(Records for this exercise begins)
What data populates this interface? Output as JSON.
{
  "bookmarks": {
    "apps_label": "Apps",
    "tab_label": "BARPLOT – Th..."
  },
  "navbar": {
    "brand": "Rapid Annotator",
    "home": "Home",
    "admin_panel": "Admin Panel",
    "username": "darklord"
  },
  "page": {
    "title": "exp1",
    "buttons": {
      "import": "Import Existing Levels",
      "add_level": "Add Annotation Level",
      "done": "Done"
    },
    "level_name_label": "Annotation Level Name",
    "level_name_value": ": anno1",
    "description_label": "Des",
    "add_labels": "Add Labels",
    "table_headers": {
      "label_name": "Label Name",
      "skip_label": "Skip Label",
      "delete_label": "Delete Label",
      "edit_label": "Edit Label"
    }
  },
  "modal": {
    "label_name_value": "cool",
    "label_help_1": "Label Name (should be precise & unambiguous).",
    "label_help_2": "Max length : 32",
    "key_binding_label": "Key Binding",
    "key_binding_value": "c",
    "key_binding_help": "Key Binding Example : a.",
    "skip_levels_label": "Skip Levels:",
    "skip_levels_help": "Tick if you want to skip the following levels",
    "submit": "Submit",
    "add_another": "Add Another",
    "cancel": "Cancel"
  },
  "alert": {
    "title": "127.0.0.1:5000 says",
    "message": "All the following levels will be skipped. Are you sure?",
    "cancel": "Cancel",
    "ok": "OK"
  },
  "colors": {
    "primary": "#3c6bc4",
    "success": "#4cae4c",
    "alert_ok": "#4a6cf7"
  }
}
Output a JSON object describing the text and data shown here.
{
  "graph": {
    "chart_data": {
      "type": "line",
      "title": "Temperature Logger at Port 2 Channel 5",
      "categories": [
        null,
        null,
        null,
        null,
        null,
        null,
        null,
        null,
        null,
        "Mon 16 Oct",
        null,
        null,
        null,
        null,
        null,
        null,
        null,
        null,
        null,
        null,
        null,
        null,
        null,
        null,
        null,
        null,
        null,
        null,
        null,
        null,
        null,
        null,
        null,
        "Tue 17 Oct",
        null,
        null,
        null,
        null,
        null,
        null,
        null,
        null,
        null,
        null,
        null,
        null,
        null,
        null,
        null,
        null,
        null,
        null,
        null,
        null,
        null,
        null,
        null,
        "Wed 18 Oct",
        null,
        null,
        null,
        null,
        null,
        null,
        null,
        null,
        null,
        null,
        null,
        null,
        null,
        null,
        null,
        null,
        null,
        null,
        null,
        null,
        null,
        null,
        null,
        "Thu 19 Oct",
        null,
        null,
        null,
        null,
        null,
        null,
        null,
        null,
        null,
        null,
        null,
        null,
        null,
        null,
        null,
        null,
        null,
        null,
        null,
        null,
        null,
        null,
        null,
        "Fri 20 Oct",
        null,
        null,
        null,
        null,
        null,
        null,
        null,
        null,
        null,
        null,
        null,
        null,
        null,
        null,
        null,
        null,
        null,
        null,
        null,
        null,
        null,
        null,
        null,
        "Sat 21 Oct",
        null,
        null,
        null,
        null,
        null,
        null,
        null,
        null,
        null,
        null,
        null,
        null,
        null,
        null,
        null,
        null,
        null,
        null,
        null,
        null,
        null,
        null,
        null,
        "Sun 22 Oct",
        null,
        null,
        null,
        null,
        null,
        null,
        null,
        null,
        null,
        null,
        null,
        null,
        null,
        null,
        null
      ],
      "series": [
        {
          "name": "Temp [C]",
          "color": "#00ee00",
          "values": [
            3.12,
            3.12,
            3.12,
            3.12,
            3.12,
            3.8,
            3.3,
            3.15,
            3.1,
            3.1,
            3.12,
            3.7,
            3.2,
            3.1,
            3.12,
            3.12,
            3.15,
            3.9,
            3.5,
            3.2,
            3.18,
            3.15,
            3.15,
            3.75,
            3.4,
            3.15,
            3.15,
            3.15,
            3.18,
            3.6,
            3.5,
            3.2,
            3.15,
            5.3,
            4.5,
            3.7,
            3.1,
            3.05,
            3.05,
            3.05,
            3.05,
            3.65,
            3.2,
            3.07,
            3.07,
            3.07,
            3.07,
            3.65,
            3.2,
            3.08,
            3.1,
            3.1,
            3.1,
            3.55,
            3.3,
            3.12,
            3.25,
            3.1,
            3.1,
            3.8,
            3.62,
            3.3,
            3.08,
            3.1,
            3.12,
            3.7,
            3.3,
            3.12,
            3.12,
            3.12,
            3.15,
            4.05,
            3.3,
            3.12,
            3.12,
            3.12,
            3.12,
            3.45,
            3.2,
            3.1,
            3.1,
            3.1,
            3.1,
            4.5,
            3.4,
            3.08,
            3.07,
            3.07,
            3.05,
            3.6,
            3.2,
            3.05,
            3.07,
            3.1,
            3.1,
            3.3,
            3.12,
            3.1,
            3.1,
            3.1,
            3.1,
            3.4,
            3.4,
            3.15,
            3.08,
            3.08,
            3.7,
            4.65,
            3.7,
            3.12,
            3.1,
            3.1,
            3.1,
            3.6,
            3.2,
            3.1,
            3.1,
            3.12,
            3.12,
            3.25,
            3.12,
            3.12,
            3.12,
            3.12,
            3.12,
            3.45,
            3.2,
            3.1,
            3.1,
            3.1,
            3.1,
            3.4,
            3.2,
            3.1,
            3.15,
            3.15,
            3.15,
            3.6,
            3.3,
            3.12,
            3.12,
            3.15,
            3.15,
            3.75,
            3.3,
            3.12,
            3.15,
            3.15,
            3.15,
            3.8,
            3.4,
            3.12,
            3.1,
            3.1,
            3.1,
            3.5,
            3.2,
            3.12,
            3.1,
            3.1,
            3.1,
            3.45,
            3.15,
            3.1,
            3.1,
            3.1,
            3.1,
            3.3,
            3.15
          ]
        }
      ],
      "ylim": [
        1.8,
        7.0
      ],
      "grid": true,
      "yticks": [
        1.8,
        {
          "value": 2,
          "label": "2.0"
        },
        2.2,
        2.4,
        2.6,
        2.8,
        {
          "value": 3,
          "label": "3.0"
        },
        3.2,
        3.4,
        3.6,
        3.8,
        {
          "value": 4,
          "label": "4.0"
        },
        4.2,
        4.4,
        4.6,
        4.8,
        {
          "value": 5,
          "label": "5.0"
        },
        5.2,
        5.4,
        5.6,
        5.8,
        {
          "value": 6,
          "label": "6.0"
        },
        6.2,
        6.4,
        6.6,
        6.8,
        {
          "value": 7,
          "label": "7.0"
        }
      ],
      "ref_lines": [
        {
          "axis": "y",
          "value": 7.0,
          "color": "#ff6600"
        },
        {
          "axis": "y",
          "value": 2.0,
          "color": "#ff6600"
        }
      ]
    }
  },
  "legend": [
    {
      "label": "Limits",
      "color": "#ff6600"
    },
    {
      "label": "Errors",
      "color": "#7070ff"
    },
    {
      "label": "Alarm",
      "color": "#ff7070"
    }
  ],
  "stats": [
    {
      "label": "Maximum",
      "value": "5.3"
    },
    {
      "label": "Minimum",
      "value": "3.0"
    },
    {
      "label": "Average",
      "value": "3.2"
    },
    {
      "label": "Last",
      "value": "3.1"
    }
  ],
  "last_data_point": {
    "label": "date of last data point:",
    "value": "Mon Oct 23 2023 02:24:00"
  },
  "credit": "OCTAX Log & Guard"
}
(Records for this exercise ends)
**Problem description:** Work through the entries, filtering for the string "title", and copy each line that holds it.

**Expected answer:**
    "title": "exp1",
    "title": "127.0.0.1:5000 says",
      "title": "Temperature Logger at Port 2 Channel 5",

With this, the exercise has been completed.